I’m looking forward to tomorrow.  And now that the shouting has stopped next door, I’m looking forward to some sleep. Goodnight. 


Wild & Wonderful

Embedded on my website now.  For those of you who've missed it so far, enjoy. 

Wild and Wonderful from R & A Collaborations on Vimeo.



Wild & Wonderful - Connecting With the Sea

I'm interested in the way the sea makes us feel, the way it draws us to itself.  My mother grew up in a cottage by the sea.  There was never a moment when she couldn't hear it from her home.  She spent her childhood playing on the beach, climbing rocks, swimming.  It was in her blood.  At night, in the dark, she remembered her father walking up and down their little bay, captivated by the glossy black water. When tragedy struck in her family, she never returned, not as a child of the sea, only as a visitor from afar and that sense of displacement, that loss of what she'd grown up with - with what she'd once been - affected her for the rest of her life.

The first sea I ever remember was in Guernsey.  For me this golden stretch of sand, fringed with golden rocks and turquoise water was a place of extraordinary freedom. It was the polar opposite to my life in the suburbs of south London with their twitchy net curtains and hard concrete pavements.  Here in this wonderful wild place I didn't have to wear white socks, and bows in my hair, and be careful not to sit on the grass because I might get stains on my dress.  From morning to night I ran around the beach like a wild thing, exploring bay after bay, rock pool after rock pool, cave [and martello tower] after cave.  Consequently it seemed entirely natural to me - when I had children of my own - to return to the sea, taking them with me.
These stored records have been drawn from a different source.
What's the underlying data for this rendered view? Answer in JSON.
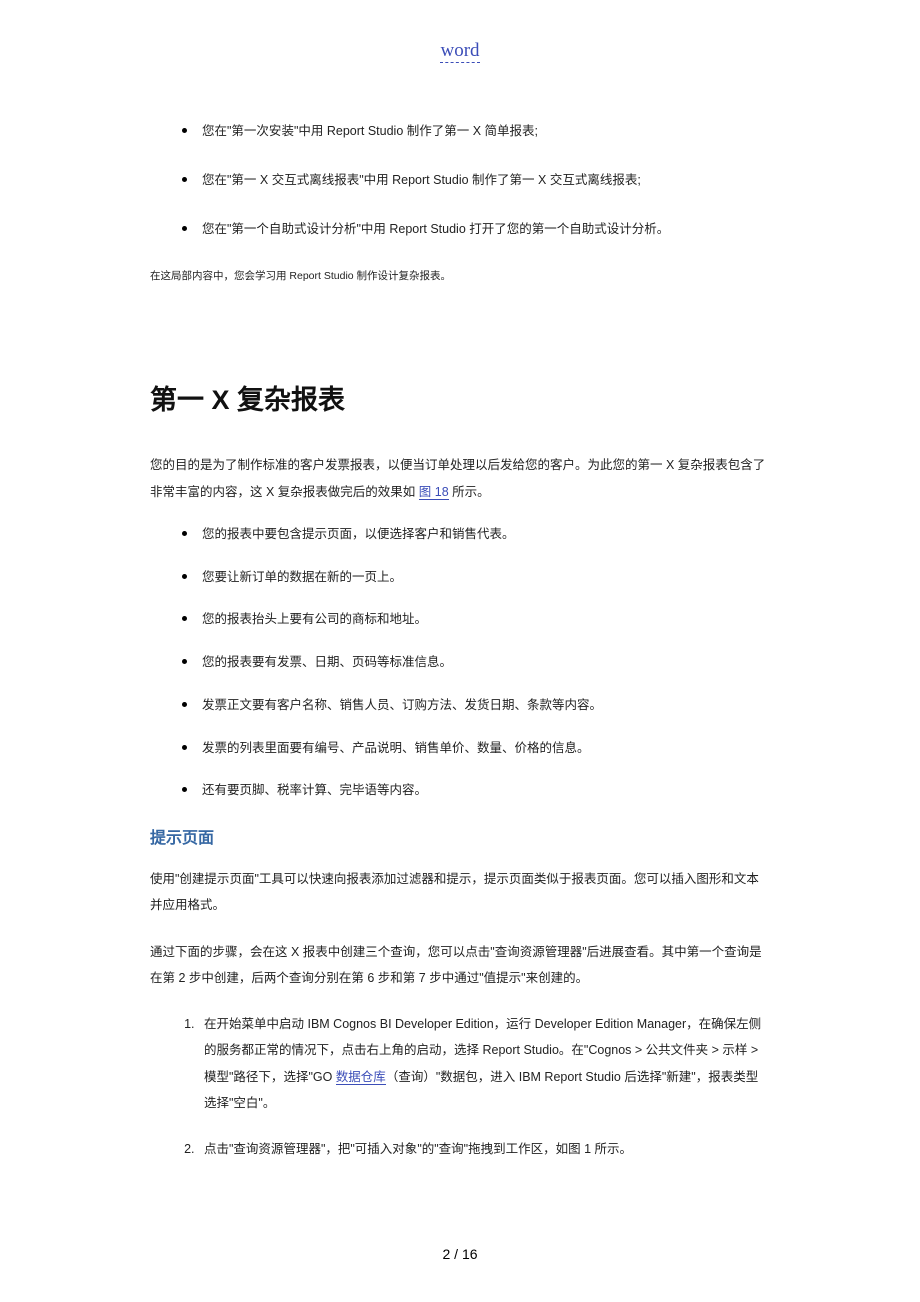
{
  "header": {
    "linkText": "word"
  },
  "topBullets": {
    "b1": "您在\"第一次安装\"中用 Report Studio 制作了第一 X 简单报表;",
    "b2": "您在\"第一 X 交互式离线报表\"中用 Report Studio 制作了第一 X 交互式离线报表;",
    "b3": "您在\"第一个自助式设计分析\"中用 Report Studio 打开了您的第一个自助式设计分析。"
  },
  "note": "在这局部内容中，您会学习用 Report Studio 制作设计复杂报表。",
  "title": "第一 X 复杂报表",
  "intro": {
    "pre": "您的目的是为了制作标准的客户发票报表，以便当订单处理以后发给您的客户。为此您的第一 X 复杂报表包含了非常丰富的内容，这 X 复杂报表做完后的效果如 ",
    "linkText": "图 18",
    "post": " 所示。"
  },
  "midBullets": {
    "m1": "您的报表中要包含提示页面，以便选择客户和销售代表。",
    "m2": "您要让新订单的数据在新的一页上。",
    "m3": "您的报表抬头上要有公司的商标和地址。",
    "m4": "您的报表要有发票、日期、页码等标准信息。",
    "m5": "发票正文要有客户名称、销售人员、订购方法、发货日期、条款等内容。",
    "m6": "发票的列表里面要有编号、产品说明、销售单价、数量、价格的信息。",
    "m7": "还有要页脚、税率计算、完毕语等内容。"
  },
  "section": {
    "heading": "提示页面"
  },
  "p2": "使用\"创建提示页面\"工具可以快速向报表添加过滤器和提示，提示页面类似于报表页面。您可以插入图形和文本并应用格式。",
  "p3": "通过下面的步骤，会在这 X 报表中创建三个查询，您可以点击\"查询资源管理器\"后进展查看。其中第一个查询是在第 2 步中创建，后两个查询分别在第 6 步和第 7 步中通过\"值提示\"来创建的。",
  "steps": {
    "s1pre": "在开始菜单中启动 IBM Cognos BI Developer Edition，运行 Developer Edition Manager，在确保左侧的服务都正常的情况下，点击右上角的启动，选择 Report Studio。在\"Cognos > 公共文件夹 > 示样 > 模型\"路径下，选择\"GO ",
    "s1link": "数据仓库",
    "s1post": "（查询）\"数据包，进入 IBM Report Studio 后选择\"新建\"，报表类型选择\"空白\"。",
    "s2": "点击\"查询资源管理器\"，把\"可插入对象\"的\"查询\"拖拽到工作区，如图 1 所示。"
  },
  "footer": {
    "pageLabel": "2 / 16"
  }
}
But it was a different sea we headed for this time.  Wild West Wales.  Pembrokeshire.  Every year we tumbled down the Welsh mountains and winding roads until we got there - a carload of children, parents, cricket bats, duvets, swimming gear, hiking gear and dogs.  How we packed ourselves and all our gear into one smallish car, I'll never know.  But the sea was always the same when we arrived there. Other things might change, like the garden in our much loved little cottage or the seaweed on the beach, but the waves were the waves, the sea was still the sea.  Nothing could change the way it broke on the shoreline, the way it ebbed and flowed, the way it sparkled in the sunlight, or lay like pewter in the mist or glistened in the dark like polished ebony.

And how I felt - feel - about the sea is how Nona felt about it in my novel, 'Telling the Sea'.  It comes out today in a newly edited format for the ebook market, published by Amazon Kindle. Nona's relationship with the sea was a dangerous one.  I, too, have had to learn that the sea is not my friend.  In some deep way I may feel as if it's a part of me, but I'm nothing to it, and this was the hard lesson that Nona, the heroine of 'Telling the Sea' had to learn at just thirteen.  She had to grow up quickly.  She had no choice.  

TELLING THE SEA is available on Amazon Kindle from today, priced £2.05

WILD AND WONDERFUL, a film about the writing of 'Telling the Sea' , filmed on location in Pembrokeshire, is available here for free.